WHAT YOU ARE ASKED TO DO - Examine the entries below, count the lines holding the string "icon", and respond with the number only.

[STORED DATA — start]

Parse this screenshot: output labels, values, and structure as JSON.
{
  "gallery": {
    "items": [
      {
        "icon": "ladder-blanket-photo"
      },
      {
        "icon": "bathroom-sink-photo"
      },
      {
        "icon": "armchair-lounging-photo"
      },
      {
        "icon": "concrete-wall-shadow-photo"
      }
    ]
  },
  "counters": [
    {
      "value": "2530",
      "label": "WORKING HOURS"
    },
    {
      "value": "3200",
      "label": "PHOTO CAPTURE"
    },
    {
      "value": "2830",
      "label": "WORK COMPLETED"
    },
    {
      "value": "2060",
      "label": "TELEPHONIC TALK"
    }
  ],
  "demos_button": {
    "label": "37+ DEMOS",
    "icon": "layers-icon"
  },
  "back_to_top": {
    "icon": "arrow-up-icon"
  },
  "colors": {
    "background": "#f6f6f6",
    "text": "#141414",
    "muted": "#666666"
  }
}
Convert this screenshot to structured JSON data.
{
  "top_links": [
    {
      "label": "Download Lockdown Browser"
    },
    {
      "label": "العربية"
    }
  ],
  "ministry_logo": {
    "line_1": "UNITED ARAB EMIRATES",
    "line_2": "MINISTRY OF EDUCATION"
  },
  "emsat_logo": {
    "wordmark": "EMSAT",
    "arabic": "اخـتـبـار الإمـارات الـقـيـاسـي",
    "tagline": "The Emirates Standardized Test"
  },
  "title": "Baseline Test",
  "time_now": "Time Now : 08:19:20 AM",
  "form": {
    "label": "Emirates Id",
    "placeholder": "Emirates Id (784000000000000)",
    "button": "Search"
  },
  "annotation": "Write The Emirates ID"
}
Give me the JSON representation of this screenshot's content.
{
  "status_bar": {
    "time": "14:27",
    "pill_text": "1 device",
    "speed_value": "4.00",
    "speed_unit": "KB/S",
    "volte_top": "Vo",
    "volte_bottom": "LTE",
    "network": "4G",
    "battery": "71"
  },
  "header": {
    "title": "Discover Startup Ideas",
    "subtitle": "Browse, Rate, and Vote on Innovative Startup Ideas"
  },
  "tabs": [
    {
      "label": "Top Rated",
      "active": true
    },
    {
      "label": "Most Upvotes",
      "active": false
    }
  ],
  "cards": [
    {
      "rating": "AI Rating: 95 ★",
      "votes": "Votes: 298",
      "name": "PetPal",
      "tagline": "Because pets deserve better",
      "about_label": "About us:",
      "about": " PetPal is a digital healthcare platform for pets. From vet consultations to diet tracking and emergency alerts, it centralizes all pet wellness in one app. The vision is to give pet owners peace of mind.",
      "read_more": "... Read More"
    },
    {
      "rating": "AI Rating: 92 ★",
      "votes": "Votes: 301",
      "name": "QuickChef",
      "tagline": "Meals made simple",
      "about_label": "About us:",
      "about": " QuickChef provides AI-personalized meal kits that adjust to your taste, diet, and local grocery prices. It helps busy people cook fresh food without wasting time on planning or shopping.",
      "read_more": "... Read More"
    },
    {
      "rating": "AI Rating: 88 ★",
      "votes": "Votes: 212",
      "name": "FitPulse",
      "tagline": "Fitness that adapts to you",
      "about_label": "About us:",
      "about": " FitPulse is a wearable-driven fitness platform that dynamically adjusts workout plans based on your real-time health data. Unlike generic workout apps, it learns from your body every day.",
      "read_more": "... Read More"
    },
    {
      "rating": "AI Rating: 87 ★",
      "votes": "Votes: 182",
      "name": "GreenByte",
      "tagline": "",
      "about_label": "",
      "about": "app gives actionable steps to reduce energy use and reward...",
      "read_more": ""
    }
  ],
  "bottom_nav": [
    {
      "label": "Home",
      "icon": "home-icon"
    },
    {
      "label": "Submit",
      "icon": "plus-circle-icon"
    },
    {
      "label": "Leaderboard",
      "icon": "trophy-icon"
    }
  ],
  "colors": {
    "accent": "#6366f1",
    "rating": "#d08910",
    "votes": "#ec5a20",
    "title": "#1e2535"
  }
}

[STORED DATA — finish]

REPLY TO THE EXERCISE - 9